Wyomans are collectively counting on Cheyenne native and Mets outfielder Brandon Nimmo to lift the Cowboy State in these rankings.

48) Maine: 78 players, 79.9 WAR
Utility man Ryan Flaherty, who played 547 games for the Orioles, Braves and Indians between 2012-19, has been the only Maine man in MLB in the last few years.

49) Utah: 40 players, 77.3 WAR
St. George’s Bruce Hurst, a 1987 AL All-Star and a fifth-place finisher in the Cy Young Award voting in 1988 with the Red Sox, was the Beehive State’s best.
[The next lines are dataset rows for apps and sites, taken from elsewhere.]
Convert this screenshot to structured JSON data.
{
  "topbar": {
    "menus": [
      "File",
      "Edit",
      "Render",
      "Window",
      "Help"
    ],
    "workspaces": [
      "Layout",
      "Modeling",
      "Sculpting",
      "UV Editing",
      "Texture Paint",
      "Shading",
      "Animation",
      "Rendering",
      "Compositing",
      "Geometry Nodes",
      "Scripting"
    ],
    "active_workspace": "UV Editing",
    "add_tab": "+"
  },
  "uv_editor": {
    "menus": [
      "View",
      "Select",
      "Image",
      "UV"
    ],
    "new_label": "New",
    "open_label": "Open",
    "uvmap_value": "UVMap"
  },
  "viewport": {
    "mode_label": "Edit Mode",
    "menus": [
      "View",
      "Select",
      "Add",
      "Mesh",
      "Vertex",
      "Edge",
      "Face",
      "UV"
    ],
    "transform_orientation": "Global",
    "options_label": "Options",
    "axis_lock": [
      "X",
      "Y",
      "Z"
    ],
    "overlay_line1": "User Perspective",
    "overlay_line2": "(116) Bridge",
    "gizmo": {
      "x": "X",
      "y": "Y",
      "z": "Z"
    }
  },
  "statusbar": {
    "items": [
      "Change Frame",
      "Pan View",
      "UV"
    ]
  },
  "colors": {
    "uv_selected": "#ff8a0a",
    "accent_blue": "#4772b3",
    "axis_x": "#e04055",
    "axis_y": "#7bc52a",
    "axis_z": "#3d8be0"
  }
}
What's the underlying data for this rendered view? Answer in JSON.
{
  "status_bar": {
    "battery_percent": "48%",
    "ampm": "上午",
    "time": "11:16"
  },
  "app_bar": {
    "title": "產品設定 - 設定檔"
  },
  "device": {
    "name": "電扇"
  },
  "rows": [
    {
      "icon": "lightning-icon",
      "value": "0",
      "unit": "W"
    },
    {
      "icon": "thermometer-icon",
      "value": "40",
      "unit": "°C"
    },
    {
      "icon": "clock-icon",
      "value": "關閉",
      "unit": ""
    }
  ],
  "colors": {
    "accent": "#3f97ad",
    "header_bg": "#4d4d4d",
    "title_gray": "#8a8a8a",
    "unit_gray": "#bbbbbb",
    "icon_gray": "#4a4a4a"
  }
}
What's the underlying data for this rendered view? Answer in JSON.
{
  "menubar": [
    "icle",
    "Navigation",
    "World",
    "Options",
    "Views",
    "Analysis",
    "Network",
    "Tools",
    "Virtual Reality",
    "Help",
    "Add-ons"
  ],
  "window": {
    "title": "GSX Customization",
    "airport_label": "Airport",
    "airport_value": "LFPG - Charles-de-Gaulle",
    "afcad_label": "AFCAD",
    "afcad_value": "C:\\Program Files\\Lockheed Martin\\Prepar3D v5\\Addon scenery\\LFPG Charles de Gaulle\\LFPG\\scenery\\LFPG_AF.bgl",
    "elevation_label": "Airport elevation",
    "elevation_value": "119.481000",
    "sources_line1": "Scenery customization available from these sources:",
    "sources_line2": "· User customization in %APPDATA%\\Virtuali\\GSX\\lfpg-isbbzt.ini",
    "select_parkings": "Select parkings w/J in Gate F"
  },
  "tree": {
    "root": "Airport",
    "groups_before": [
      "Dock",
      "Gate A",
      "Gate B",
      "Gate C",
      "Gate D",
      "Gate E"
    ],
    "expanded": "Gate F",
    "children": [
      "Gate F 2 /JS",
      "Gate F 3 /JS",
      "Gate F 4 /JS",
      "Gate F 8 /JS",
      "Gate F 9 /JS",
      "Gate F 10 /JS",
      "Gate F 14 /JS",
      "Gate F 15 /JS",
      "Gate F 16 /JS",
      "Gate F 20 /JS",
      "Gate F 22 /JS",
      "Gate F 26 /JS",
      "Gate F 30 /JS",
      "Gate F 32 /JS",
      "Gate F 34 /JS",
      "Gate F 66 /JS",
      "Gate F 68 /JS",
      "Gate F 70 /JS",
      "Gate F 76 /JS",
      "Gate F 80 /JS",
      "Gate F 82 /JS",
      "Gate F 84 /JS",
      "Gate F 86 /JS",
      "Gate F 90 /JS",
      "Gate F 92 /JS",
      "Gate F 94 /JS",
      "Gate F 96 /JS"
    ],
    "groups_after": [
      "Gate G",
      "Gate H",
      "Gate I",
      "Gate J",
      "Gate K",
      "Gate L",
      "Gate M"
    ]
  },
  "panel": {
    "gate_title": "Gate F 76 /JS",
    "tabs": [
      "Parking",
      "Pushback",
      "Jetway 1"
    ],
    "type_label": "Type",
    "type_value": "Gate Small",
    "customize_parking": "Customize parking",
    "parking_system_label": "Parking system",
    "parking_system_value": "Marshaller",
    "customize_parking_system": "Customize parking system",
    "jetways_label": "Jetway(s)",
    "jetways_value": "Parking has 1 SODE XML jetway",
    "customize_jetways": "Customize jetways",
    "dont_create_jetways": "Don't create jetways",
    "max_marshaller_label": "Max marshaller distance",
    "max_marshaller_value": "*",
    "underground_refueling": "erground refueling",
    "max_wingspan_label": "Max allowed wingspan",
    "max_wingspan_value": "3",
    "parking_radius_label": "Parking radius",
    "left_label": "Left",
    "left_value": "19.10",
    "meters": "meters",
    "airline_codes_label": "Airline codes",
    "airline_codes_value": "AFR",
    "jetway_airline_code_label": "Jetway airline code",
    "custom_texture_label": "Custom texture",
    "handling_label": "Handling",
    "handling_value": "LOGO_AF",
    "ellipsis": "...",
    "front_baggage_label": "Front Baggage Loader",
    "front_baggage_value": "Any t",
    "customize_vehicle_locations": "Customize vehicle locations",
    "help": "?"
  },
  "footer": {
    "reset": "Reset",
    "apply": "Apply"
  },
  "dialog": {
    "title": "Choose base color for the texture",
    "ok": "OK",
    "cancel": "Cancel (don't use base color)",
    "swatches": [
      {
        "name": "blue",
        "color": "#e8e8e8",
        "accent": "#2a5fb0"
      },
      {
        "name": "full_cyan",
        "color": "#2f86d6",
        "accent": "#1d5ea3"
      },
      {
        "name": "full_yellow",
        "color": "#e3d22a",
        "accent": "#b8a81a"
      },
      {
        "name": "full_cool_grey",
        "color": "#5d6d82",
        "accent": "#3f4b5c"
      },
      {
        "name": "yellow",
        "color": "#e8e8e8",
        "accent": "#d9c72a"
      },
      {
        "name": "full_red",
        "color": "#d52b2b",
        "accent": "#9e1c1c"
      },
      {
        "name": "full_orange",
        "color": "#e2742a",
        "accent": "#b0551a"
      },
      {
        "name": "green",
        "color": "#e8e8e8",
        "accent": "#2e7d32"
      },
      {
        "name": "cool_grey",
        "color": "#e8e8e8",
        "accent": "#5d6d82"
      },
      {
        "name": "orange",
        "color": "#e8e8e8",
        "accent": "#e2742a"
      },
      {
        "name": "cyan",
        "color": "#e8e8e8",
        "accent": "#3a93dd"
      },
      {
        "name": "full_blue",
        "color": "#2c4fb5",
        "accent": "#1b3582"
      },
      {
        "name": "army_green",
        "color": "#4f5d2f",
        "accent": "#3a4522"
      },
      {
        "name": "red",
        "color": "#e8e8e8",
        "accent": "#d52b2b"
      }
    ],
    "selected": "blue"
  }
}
50) Montana: 24 players, 34.7 WAR
The Billings-born Dave McNally was a key member of one of the great pitching staffs of all time (the 1971 Orioles had four 20-game winners) and a key figure in the abolishment of the reserve clause.

Other draft-eligible regions
They aren’t states, but players from Canada, D.C., and these territories are Draft-eligible.

Puerto Rico: 268 players, 1,563.5 WAR
If it were a state, it would rank 16th. Hall of Famers Roberto Clemente, Ivan Rodriguez, Roberto Alomar and Orlando Cepeda all came from this 3,515-square-mile island with a population comparable to Iowa. Francisco Lindor, Carlos Correa and Javier Báez are part of a new crop of Puerto Rican-born stars, and MLB and the MLB Players’ Association have made financial investment in developmental programs on the island.

Canada: 255 players, 892.5 WAR
Earlier this year, Larry Walker (72.7 WAR) became just the second Canadian elected to the Hall of Fame, joining Fergie Jenkins (84.2). Joey Votto (62.0) could one day join them, and 2019 rookies Vladimir Guerrero Jr. and Mike Soroka both have star potential.

District of Columbia: 102 players, 296.1 WAR
Maury Wills, Don Money and Brendan Donnelly are the only All-Stars who were born in the District.

U.S. Virgin Islands: 14 players, 49.7 WAR
Though there is not an All-Star among them, this is nonetheless a surprising number of players from this tiny Caribbean island nation. The best was Horace “Hoss” Clarke, a good-fielding second baseman who spent 10 seasons with the Yankees.

American Samoa: 1 player, 8.0 WAR
First baseman Tony Solaita’s family moved to Hawaii when he was 8 years old, but he holds the distinction of being the only Samoan-born big leaguer, having played for the Royals, Angels, Expos, Yankees and Blue Jays from 1968-79.

Guam: 2 players, 0.2 WAR
Interestingly, the only two Guam-born players to make it to the bigs both played with the Blue Jays -- third baseman John Hattig (who legitimately grew up in Guam) and current pitcher Sean Reid-Foley (who was born there while his father was serving in the Coast Guard).